Task to carry out:
Please repeat the listing in its entirety, without any alteration.

Data records:
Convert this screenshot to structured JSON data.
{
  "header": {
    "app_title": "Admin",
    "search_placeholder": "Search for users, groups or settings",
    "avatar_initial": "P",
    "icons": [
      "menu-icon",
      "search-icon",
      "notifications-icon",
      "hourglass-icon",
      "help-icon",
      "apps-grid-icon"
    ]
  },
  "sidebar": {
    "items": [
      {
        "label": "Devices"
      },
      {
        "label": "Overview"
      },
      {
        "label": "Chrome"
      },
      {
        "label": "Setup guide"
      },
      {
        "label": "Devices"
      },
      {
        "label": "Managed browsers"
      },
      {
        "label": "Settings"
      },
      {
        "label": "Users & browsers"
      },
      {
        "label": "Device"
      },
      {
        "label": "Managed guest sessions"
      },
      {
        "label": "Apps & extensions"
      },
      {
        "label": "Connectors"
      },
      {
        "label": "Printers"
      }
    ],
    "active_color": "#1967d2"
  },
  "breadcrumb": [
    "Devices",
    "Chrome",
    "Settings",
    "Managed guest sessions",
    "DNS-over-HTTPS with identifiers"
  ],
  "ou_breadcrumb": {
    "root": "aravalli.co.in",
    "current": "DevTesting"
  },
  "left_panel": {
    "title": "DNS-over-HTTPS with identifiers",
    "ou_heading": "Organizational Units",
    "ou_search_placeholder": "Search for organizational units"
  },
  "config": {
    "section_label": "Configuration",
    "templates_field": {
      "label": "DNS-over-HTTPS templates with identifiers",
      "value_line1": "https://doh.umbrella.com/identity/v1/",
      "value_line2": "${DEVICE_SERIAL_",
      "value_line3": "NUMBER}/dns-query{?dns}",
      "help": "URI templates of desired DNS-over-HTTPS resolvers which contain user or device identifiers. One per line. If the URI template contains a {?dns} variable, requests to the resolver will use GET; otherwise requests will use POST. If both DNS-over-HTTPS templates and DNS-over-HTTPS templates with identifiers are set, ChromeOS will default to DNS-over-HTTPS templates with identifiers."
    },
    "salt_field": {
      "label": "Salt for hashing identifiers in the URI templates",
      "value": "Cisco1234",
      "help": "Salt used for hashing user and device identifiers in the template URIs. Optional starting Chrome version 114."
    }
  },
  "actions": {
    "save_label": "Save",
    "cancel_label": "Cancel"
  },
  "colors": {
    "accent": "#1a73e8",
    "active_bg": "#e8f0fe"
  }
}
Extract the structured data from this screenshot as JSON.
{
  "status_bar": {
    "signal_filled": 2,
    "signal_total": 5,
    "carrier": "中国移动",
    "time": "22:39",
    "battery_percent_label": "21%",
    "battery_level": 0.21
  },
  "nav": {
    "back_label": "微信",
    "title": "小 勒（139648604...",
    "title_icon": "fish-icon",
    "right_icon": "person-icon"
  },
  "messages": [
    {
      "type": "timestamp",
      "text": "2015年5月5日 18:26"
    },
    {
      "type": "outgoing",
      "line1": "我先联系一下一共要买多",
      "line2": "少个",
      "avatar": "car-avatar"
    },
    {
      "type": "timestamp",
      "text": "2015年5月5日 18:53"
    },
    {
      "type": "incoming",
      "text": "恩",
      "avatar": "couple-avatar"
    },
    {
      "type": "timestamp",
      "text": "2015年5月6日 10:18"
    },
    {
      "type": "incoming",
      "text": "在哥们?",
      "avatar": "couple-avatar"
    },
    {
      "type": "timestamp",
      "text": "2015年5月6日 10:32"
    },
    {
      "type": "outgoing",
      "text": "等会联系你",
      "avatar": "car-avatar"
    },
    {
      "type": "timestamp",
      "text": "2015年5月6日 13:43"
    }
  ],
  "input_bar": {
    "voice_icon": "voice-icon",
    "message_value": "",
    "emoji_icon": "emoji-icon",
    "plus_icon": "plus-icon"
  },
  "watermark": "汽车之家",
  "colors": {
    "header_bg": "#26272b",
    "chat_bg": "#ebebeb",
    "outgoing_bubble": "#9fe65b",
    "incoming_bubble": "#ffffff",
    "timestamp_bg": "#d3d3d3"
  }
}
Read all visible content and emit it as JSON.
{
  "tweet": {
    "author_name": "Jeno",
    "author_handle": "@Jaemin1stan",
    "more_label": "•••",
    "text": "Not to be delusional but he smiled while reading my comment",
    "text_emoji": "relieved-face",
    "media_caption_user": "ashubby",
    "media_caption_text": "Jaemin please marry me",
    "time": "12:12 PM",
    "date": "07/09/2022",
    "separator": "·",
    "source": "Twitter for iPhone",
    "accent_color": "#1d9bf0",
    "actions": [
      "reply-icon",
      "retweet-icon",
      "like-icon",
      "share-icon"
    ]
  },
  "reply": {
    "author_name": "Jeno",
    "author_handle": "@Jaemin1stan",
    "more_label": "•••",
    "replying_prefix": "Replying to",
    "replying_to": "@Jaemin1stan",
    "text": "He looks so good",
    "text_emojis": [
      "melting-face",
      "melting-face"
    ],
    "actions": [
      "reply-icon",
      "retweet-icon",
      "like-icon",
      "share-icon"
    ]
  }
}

Reply to the exercise:
Convert this screenshot to structured JSON data.
{
  "header": {
    "app_title": "Admin",
    "search_placeholder": "Search for users, groups or settings",
    "avatar_initial": "P",
    "icons": [
      "menu-icon",
      "search-icon",
      "notifications-icon",
      "hourglass-icon",
      "help-icon",
      "apps-grid-icon"
    ]
  },
  "sidebar": {
    "items": [
      {
        "label": "Devices"
      },
      {
        "label": "Overview"
      },
      {
        "label": "Chrome"
      },
      {
        "label": "Setup guide"
      },
      {
        "label": "Devices"
      },
      {
        "label": "Managed browsers"
      },
      {
        "label": "Settings"
      },
      {
        "label": "Users & browsers"
      },
      {
        "label": "Device"
      },
      {
        "label": "Managed guest sessions"
      },
      {
        "label": "Apps & extensions"
      },
      {
        "label": "Connectors"
      },
      {
        "label": "Printers"
      }
    ],
    "active_color": "#1967d2"
  },
  "breadcrumb": [
    "Devices",
    "Chrome",
    "Settings",
    "Managed guest sessions",
    "DNS-over-HTTPS with identifiers"
  ],
  "ou_breadcrumb": {
    "root": "aravalli.co.in",
    "current": "DevTesting"
  },
  "left_panel": {
    "title": "DNS-over-HTTPS with identifiers",
    "ou_heading": "Organizational Units",
    "ou_search_placeholder": "Search for organizational units"
  },
  "config": {
    "section_label": "Configuration",
    "templates_field": {
      "label": "DNS-over-HTTPS templates with identifiers",
      "value_line1": "https://doh.umbrella.com/identity/v1/",
      "value_line2": "${DEVICE_SERIAL_",
      "value_line3": "NUMBER}/dns-query{?dns}",
      "help": "URI templates of desired DNS-over-HTTPS resolvers which contain user or device identifiers. One per line. If the URI template contains a {?dns} variable, requests to the resolver will use GET; otherwise requests will use POST. If both DNS-over-HTTPS templates and DNS-over-HTTPS templates with identifiers are set, ChromeOS will default to DNS-over-HTTPS templates with identifiers."
    },
    "salt_field": {
      "label": "Salt for hashing identifiers in the URI templates",
      "value": "Cisco1234",
      "help": "Salt used for hashing user and device identifiers in the template URIs. Optional starting Chrome version 114."
    }
  },
  "actions": {
    "save_label": "Save",
    "cancel_label": "Cancel"
  },
  "colors": {
    "accent": "#1a73e8",
    "active_bg": "#e8f0fe"
  }
}
Extract the structured data from this screenshot as JSON.
{
  "status_bar": {
    "signal_filled": 2,
    "signal_total": 5,
    "carrier": "中国移动",
    "time": "22:39",
    "battery_percent_label": "21%",
    "battery_level": 0.21
  },
  "nav": {
    "back_label": "微信",
    "title": "小 勒（139648604...",
    "title_icon": "fish-icon",
    "right_icon": "person-icon"
  },
  "messages": [
    {
      "type": "timestamp",
      "text": "2015年5月5日 18:26"
    },
    {
      "type": "outgoing",
      "line1": "我先联系一下一共要买多",
      "line2": "少个",
      "avatar": "car-avatar"
    },
    {
      "type": "timestamp",
      "text": "2015年5月5日 18:53"
    },
    {
      "type": "incoming",
      "text": "恩",
      "avatar": "couple-avatar"
    },
    {
      "type": "timestamp",
      "text": "2015年5月6日 10:18"
    },
    {
      "type": "incoming",
      "text": "在哥们?",
      "avatar": "couple-avatar"
    },
    {
      "type": "timestamp",
      "text": "2015年5月6日 10:32"
    },
    {
      "type": "outgoing",
      "text": "等会联系你",
      "avatar": "car-avatar"
    },
    {
      "type": "timestamp",
      "text": "2015年5月6日 13:43"
    }
  ],
  "input_bar": {
    "voice_icon": "voice-icon",
    "message_value": "",
    "emoji_icon": "emoji-icon",
    "plus_icon": "plus-icon"
  },
  "watermark": "汽车之家",
  "colors": {
    "header_bg": "#26272b",
    "chat_bg": "#ebebeb",
    "outgoing_bubble": "#9fe65b",
    "incoming_bubble": "#ffffff",
    "timestamp_bg": "#d3d3d3"
  }
}
Read all visible content and emit it as JSON.
{
  "tweet": {
    "author_name": "Jeno",
    "author_handle": "@Jaemin1stan",
    "more_label": "•••",
    "text": "Not to be delusional but he smiled while reading my comment",
    "text_emoji": "relieved-face",
    "media_caption_user": "ashubby",
    "media_caption_text": "Jaemin please marry me",
    "time": "12:12 PM",
    "date": "07/09/2022",
    "separator": "·",
    "source": "Twitter for iPhone",
    "accent_color": "#1d9bf0",
    "actions": [
      "reply-icon",
      "retweet-icon",
      "like-icon",
      "share-icon"
    ]
  },
  "reply": {
    "author_name": "Jeno",
    "author_handle": "@Jaemin1stan",
    "more_label": "•••",
    "replying_prefix": "Replying to",
    "replying_to": "@Jaemin1stan",
    "text": "He looks so good",
    "text_emojis": [
      "melting-face",
      "melting-face"
    ],
    "actions": [
      "reply-icon",
      "retweet-icon",
      "like-icon",
      "share-icon"
    ]
  }
}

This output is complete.